Sol Sandoval Tafoya is a Chicana indigenous woman, a community organizer, and a candidate for U.S. Congress in the Third Congressional District of Colorado. A graduate of Colorado State University Pueblo, Sol spent a decade with the Pueblo County Department of Social Services where she worked on some of the most challenging circumstances of the human experience. The work inspired her to get out from behind her desk and go out and make a more personal difference in the world.
She has focused her work on critical issues like health equity and energy justice. As a volunteer with the Colorado Trust, she envisions a community where people who have not been given a seat at the table have allies and community members who will ensure that they are no longer left out of the decision making, that they have their voices heard and have leadership of the positive changes to come.

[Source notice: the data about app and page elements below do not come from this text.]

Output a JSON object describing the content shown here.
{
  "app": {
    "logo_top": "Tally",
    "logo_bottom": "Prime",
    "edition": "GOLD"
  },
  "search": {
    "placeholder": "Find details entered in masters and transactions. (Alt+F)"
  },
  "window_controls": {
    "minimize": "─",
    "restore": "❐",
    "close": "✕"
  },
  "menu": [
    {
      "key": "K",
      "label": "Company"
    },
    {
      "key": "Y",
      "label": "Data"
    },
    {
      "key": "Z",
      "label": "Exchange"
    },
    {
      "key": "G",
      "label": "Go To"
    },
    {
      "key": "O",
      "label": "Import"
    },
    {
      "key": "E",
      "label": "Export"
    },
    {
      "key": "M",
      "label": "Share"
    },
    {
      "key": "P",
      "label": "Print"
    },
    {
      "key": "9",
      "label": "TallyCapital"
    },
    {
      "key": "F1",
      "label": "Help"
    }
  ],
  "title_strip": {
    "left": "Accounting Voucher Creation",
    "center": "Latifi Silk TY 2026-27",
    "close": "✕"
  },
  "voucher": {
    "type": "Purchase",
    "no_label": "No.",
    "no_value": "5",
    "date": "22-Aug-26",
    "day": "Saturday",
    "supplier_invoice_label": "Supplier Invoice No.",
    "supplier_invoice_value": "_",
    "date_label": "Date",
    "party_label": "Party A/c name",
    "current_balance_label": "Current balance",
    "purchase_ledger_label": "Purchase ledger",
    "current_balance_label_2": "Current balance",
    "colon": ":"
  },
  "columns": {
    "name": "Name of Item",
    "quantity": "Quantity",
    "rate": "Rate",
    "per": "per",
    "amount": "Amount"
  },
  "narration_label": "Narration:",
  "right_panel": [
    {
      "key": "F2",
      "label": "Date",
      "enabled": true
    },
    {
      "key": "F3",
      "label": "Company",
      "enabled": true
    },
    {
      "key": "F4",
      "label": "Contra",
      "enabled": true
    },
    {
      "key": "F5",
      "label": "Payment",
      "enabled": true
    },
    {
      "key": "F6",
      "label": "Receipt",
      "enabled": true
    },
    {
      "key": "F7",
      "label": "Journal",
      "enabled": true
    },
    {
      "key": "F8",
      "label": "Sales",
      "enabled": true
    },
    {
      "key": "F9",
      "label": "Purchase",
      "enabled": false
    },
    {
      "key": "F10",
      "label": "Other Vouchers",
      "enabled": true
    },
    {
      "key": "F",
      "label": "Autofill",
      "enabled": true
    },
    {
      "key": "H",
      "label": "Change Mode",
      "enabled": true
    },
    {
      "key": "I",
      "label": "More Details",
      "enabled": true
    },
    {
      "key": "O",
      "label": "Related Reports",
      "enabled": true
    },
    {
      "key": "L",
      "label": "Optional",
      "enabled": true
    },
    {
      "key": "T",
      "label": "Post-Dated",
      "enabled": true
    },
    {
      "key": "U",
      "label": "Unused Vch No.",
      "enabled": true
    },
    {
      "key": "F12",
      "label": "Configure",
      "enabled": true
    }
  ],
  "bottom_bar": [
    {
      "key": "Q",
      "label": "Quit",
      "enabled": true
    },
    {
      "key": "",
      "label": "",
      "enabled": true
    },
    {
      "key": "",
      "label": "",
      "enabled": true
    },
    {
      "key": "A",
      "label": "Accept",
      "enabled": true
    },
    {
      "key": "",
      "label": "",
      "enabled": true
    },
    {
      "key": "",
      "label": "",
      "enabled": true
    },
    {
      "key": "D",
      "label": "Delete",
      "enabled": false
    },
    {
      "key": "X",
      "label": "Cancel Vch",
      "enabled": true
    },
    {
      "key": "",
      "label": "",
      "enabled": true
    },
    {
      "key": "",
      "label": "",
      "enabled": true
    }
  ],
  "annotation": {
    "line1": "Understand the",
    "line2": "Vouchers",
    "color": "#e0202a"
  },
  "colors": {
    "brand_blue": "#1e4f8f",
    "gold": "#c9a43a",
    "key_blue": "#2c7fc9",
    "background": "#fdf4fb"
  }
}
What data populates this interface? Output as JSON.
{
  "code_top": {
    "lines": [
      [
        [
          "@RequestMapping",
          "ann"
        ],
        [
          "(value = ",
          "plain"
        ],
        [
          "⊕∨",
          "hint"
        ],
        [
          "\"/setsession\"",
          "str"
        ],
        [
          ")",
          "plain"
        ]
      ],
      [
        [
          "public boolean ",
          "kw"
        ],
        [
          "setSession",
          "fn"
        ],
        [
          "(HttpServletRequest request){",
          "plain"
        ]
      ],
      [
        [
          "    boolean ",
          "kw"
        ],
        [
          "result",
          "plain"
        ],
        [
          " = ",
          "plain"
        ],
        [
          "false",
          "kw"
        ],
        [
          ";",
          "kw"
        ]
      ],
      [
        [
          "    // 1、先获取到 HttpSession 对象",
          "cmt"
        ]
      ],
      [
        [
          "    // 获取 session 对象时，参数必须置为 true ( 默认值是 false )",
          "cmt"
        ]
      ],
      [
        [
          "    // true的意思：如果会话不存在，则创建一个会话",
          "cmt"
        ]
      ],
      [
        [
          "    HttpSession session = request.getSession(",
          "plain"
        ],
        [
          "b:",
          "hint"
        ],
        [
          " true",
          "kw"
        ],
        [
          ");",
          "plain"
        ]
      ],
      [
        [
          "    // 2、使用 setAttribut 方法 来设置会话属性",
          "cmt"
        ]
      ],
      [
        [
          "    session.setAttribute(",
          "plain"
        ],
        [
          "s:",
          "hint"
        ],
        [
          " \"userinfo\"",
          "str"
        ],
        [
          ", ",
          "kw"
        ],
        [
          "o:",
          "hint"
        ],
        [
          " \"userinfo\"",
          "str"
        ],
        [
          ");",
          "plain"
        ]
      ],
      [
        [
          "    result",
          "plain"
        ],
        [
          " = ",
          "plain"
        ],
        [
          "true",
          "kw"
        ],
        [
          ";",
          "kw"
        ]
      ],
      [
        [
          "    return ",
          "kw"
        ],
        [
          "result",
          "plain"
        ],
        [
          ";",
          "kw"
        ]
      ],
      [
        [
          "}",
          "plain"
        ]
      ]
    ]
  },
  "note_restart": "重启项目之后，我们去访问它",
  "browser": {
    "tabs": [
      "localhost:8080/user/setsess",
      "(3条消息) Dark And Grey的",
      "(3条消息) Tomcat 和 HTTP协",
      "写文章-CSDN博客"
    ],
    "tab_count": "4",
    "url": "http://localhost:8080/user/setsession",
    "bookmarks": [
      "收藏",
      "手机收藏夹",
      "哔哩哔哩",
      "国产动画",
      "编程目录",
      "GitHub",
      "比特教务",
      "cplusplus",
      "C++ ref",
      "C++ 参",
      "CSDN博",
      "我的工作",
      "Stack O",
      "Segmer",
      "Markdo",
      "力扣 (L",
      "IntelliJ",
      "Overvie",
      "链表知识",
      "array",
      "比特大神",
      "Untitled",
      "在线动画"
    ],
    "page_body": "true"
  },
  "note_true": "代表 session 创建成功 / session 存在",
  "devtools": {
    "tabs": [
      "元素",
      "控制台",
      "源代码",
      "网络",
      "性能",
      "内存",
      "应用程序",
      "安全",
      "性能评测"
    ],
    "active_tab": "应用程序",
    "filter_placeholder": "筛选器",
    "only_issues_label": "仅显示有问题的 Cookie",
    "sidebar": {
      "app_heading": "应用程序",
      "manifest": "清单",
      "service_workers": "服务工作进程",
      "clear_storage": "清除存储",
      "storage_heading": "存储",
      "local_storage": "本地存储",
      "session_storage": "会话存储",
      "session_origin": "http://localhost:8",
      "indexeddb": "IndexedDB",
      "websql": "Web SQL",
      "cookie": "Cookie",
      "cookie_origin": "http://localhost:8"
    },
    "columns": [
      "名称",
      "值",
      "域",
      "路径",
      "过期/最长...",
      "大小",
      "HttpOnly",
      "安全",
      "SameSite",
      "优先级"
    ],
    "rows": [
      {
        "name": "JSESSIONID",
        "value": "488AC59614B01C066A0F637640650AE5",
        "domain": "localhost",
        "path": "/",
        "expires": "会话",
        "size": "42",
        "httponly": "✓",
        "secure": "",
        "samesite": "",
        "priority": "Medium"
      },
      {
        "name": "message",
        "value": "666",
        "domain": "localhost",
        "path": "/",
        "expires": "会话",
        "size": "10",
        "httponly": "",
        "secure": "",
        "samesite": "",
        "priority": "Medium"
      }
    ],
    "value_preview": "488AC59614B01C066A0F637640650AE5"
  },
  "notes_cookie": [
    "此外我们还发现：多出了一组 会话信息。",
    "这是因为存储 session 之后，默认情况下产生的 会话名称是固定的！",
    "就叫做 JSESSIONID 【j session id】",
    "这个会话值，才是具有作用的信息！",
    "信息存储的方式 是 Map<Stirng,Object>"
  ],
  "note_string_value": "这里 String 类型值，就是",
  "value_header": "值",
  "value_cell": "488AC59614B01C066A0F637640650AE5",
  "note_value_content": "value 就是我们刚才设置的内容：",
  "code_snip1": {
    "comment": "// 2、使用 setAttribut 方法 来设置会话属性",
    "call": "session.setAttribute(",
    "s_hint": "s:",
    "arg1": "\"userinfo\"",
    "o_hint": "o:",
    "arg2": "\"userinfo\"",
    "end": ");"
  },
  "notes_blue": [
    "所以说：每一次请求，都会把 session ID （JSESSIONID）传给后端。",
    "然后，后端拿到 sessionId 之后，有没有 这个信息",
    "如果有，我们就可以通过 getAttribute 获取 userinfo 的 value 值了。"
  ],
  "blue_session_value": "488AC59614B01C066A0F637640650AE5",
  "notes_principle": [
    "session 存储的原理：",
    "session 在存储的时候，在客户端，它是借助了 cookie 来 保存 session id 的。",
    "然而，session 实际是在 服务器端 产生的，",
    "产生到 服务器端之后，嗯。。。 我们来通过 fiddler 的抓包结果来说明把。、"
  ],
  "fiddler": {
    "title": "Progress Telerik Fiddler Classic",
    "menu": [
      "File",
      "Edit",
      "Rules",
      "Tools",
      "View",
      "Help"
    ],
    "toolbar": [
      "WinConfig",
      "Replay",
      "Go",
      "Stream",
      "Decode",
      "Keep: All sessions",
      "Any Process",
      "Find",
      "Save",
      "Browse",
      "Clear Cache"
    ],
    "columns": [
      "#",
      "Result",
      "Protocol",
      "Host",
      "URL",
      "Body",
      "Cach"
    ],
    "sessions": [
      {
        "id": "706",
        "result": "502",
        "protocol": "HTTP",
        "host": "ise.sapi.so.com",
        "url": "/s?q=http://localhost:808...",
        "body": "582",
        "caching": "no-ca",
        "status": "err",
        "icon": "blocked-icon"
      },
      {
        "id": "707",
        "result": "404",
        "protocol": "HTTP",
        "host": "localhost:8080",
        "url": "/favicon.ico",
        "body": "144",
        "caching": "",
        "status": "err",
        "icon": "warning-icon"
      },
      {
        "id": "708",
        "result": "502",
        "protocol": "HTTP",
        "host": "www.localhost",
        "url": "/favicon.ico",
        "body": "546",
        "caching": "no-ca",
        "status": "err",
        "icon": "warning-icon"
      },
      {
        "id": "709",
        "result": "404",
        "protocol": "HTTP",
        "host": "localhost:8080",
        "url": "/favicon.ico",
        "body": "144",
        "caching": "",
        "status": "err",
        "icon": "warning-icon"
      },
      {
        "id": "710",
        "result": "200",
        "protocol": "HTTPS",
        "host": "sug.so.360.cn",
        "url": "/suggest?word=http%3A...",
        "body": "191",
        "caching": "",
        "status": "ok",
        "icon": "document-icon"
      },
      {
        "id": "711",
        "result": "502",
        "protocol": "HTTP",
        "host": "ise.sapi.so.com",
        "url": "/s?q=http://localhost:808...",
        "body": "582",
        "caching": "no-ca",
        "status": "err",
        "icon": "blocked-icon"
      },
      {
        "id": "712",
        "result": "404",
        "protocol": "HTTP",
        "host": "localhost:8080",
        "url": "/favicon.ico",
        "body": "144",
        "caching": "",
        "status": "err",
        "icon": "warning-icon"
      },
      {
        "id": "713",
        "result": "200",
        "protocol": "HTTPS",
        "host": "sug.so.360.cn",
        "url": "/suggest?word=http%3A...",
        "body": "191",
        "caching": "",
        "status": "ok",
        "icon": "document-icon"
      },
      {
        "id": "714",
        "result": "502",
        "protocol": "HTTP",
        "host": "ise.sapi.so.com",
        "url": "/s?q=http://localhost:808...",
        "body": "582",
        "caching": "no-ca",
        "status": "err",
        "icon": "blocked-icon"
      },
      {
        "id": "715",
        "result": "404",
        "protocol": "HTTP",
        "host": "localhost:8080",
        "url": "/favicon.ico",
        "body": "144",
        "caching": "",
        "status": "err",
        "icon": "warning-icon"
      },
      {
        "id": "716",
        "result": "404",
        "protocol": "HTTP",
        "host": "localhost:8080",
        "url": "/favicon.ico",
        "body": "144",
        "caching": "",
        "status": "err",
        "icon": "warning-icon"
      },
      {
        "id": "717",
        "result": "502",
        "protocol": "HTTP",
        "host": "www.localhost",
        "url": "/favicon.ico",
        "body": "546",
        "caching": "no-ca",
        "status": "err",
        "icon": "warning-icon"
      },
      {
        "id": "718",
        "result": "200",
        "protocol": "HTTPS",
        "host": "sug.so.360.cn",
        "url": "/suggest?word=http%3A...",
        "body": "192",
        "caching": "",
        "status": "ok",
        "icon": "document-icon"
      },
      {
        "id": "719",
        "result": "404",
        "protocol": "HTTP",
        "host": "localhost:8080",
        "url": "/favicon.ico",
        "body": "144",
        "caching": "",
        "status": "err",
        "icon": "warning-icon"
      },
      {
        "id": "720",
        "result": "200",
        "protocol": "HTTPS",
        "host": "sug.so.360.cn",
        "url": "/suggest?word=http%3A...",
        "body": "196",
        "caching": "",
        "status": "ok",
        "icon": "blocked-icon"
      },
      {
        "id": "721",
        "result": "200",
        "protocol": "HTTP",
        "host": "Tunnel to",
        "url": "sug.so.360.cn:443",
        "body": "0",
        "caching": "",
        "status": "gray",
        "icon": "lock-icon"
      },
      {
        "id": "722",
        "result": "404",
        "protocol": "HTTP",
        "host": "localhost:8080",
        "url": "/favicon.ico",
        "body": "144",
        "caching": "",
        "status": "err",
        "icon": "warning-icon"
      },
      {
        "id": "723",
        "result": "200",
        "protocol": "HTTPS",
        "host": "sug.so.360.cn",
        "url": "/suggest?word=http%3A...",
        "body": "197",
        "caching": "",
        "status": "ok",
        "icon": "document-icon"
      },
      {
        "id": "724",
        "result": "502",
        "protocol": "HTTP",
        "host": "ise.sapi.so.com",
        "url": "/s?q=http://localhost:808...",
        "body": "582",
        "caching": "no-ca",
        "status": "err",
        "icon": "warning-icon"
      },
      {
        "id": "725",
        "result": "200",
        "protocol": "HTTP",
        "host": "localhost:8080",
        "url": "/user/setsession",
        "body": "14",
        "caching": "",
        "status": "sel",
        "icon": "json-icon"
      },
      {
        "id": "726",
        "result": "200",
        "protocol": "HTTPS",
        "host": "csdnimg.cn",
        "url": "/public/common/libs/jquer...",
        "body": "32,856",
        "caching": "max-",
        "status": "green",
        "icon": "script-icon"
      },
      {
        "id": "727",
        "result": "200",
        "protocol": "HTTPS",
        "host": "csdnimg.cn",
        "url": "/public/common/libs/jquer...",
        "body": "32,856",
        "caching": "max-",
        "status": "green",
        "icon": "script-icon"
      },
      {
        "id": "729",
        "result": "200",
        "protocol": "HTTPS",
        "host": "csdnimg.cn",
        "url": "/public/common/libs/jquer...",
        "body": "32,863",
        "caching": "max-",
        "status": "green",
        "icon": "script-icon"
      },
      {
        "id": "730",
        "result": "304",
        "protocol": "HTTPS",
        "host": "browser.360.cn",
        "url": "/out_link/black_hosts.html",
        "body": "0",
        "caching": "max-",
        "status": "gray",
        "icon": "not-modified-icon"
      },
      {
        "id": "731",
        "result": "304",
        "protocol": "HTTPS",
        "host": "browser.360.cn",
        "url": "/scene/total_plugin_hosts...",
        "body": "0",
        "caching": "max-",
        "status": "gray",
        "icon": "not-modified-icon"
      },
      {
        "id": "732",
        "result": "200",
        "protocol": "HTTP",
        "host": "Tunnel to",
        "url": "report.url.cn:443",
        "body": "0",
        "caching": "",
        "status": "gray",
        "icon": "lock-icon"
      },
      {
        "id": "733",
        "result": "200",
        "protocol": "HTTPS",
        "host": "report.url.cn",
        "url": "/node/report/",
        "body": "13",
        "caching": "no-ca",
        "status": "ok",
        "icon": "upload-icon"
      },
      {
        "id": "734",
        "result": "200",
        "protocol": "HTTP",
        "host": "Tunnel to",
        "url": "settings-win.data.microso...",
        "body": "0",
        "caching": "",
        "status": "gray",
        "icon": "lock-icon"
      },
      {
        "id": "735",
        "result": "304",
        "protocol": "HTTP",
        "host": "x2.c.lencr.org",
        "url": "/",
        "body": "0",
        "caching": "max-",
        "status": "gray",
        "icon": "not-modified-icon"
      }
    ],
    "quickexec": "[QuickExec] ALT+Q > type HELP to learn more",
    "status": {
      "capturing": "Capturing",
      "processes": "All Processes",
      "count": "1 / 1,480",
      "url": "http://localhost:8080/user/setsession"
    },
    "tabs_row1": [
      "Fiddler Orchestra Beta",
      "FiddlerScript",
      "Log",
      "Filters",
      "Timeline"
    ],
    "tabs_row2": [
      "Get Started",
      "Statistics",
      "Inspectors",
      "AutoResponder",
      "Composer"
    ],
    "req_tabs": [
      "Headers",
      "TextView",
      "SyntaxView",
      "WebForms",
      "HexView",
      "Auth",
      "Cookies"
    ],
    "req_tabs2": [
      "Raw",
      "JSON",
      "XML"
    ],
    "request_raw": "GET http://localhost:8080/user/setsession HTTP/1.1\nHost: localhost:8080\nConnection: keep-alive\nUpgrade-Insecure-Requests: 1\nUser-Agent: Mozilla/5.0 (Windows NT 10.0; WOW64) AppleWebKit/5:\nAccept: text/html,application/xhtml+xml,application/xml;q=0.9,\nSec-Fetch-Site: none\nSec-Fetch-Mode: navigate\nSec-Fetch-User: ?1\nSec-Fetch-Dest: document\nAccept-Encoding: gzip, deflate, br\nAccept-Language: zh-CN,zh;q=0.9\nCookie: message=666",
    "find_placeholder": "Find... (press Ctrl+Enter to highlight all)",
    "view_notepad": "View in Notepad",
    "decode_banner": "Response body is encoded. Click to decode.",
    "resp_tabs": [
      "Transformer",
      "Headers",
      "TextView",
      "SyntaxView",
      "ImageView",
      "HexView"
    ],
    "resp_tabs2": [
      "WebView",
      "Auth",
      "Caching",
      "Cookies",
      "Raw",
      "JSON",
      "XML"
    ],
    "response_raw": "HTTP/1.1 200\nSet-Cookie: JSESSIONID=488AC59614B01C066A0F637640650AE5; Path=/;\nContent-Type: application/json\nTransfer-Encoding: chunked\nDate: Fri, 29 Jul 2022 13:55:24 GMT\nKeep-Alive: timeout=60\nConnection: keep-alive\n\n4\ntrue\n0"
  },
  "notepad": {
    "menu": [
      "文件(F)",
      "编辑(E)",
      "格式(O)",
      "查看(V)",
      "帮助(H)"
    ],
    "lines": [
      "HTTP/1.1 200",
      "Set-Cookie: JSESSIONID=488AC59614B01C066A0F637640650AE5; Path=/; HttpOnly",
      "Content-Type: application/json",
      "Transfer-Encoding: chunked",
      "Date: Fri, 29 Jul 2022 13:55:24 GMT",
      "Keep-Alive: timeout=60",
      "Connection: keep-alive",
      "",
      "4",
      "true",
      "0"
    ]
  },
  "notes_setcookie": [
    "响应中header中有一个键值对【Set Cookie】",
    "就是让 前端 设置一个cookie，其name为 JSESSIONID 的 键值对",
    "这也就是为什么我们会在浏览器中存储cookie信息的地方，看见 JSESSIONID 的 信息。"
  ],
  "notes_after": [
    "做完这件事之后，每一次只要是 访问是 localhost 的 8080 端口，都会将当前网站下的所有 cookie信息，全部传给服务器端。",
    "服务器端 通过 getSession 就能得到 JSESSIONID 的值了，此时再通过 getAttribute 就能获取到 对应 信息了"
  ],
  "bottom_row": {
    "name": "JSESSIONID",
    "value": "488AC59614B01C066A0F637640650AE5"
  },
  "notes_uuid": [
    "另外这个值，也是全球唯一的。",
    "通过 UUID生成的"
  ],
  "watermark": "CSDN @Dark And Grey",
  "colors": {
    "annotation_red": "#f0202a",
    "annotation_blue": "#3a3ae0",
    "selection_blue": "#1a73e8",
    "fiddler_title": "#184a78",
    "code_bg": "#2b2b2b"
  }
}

But for Sol, health equity is about more than health care – it’s about other game changer issues: about economic parity and whether the wages people earn are livable, about housing and the availability of affordability, it’s about energy justice and whether people in economically challenged communities pay more for utilities and utility service than people in wealthier communities.
It’s about whether her own community can not only survive, but whether it thrives. And it’s about our obligation to the next generation, not at some later time but now. Ultimately, for Sol Sandoval Tafoya, it’s about family.
“My children are everything to me. They are my driving force; my fuel – they’re the reasons I fight for justice. Everything we take on we should be doing with our children in mind.”
So, she fights for their very lives in a world plagued with official misconduct and official violence. “I want to leave a world where children of color are safe, Brown children safe; where the color of their skin won’t get them murdered.”
Born in South Central Los Angeles, Sol faced neighborhood dangers as a child. Her parents were both janitors at the University of Southern California; her mother still works there. Somehow, Sol found her way to Colorado State University Pueblo – and stayed in the city because the university was supportive and welcoming, and the people were kind. When she needed a laptop or the high-tech calculator for a math class, she could borrow. When she needed tutoring, it was available. She returned the kindness.
Sol graduated in December 2008 with a major in Spanish and Communications and an emphasis on Public Relations. By then, she had fallen in love with Pueblo. She has shown that love by conducting health listening sessions at “Dog Patch,” a community in East Pueblo and translating for non-English speakers on the mobile COVID vaccine bus. “Language justice isn’t often addressed but it’s important,” she says. “No one is coming to save us. We must demand what we need or find ways to provide it for ourselves.”
Frustrated with inequities in education, in criminal justice, in politics, she decided to run for Congress a few months ago.
“Representation matters. We need to bring diversity; decision-makers who come from different walks of life.” It’s her first run for elected office and she’s super motivated.
Again, it goes back to her two children – and all children. Action on climate change isn’t something that can afford to wait, she says. “We must act now.”